● **EXERCISE REQUIREMENTS**
From the listing that follows, output everything exactly except the pictures.

● **RAW DATA**
┄┄┄┄┄┄┄┄┄┄┄┄┄┄┄┄┄┄┄┄
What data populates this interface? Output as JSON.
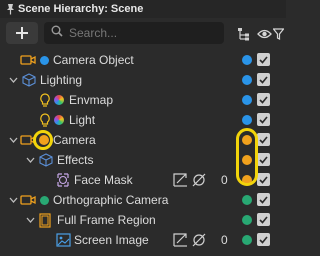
{
  "header": {
    "title": "Scene Hierarchy: Scene"
  },
  "toolbar": {
    "add_label": "+",
    "search_placeholder": "Search..."
  },
  "colors": {
    "blue": "#2a94e8",
    "orange": "#f0a11d",
    "green": "#28a873",
    "highlight": "#f2d40b"
  },
  "rows": [
    {
      "label": "Camera Object",
      "icon": "camera-icon",
      "status_color": "blue",
      "visible": true
    },
    {
      "label": "Lighting",
      "icon": "cube-icon",
      "expanded": true,
      "status_color": "blue",
      "visible": true
    },
    {
      "label": "Envmap",
      "icon": "light-bulb-icon",
      "status_color": "blue",
      "visible": true
    },
    {
      "label": "Light",
      "icon": "light-bulb-icon",
      "status_color": "blue",
      "visible": true
    },
    {
      "label": "Camera",
      "icon": "camera-icon",
      "expanded": true,
      "status_color": "orange",
      "visible": true
    },
    {
      "label": "Effects",
      "icon": "cube-icon",
      "expanded": true,
      "status_color": "orange",
      "visible": true
    },
    {
      "label": "Face Mask",
      "icon": "face-mask-icon",
      "count": "0",
      "status_color": "orange",
      "visible": true
    },
    {
      "label": "Orthographic Camera",
      "icon": "camera-icon",
      "expanded": true,
      "status_color": "green",
      "visible": true
    },
    {
      "label": "Full Frame Region",
      "icon": "region-icon",
      "expanded": true,
      "status_color": "green",
      "visible": true
    },
    {
      "label": "Screen Image",
      "icon": "image-icon",
      "count": "0",
      "status_color": "green",
      "visible": true
    }
  ]
}
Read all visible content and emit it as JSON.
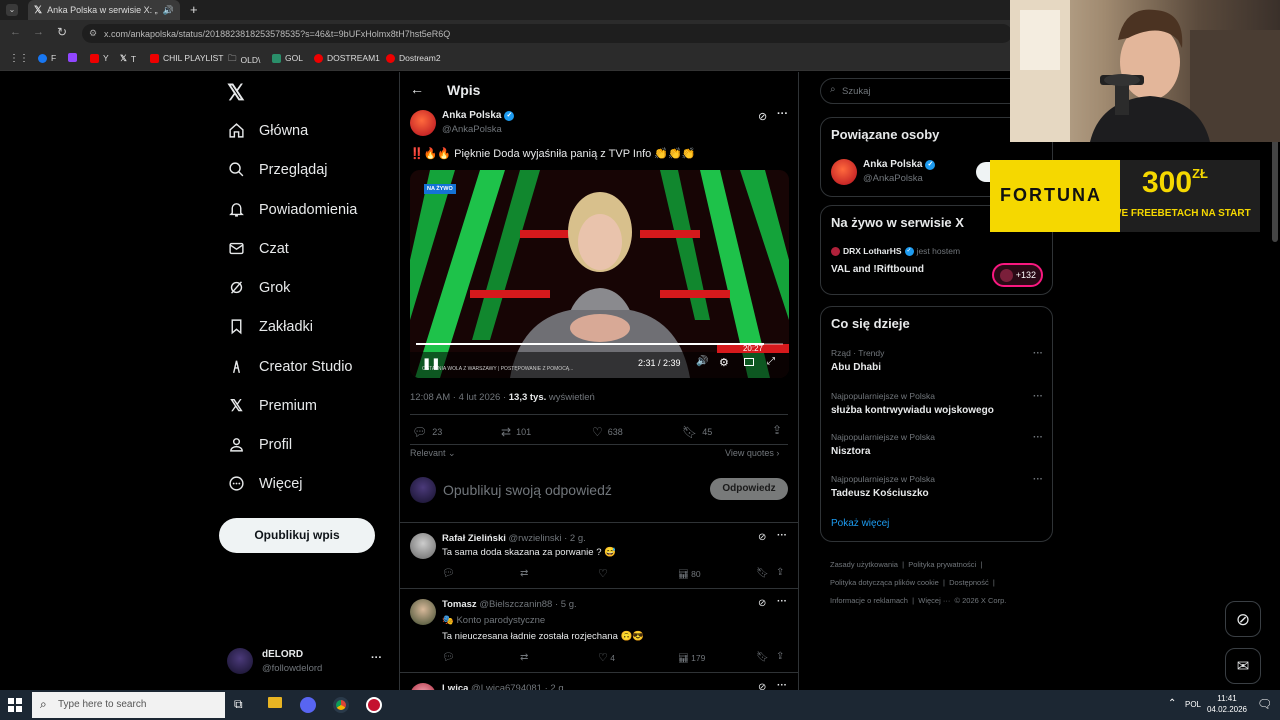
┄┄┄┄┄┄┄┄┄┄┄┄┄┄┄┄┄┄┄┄
● **ANSWER BELOW**
What data populates this interface? Output as JSON.
{
  "header": {
    "title": "Scene Hierarchy: Scene"
  },
  "toolbar": {
    "add_label": "+",
    "search_placeholder": "Search..."
  },
  "colors": {
    "blue": "#2a94e8",
    "orange": "#f0a11d",
    "green": "#28a873",
    "highlight": "#f2d40b"
  },
  "rows": [
    {
      "label": "Camera Object",
      "icon": "camera-icon",
      "status_color": "blue",
      "visible": true
    },
    {
      "label": "Lighting",
      "icon": "cube-icon",
      "expanded": true,
      "status_color": "blue",
      "visible": true
    },
    {
      "label": "Envmap",
      "icon": "light-bulb-icon",
      "status_color": "blue",
      "visible": true
    },
    {
      "label": "Light",
      "icon": "light-bulb-icon",
      "status_color": "blue",
      "visible": true
    },
    {
      "label": "Camera",
      "icon": "camera-icon",
      "expanded": true,
      "status_color": "orange",
      "visible": true
    },
    {
      "label": "Effects",
      "icon": "cube-icon",
      "expanded": true,
      "status_color": "orange",
      "visible": true
    },
    {
      "label": "Face Mask",
      "icon": "face-mask-icon",
      "count": "0",
      "status_color": "orange",
      "visible": true
    },
    {
      "label": "Orthographic Camera",
      "icon": "camera-icon",
      "expanded": true,
      "status_color": "green",
      "visible": true
    },
    {
      "label": "Full Frame Region",
      "icon": "region-icon",
      "expanded": true,
      "status_color": "green",
      "visible": true
    },
    {
      "label": "Screen Image",
      "icon": "image-icon",
      "count": "0",
      "status_color": "green",
      "visible": true
    }
  ]
}
Read all visible content and emit it as JSON.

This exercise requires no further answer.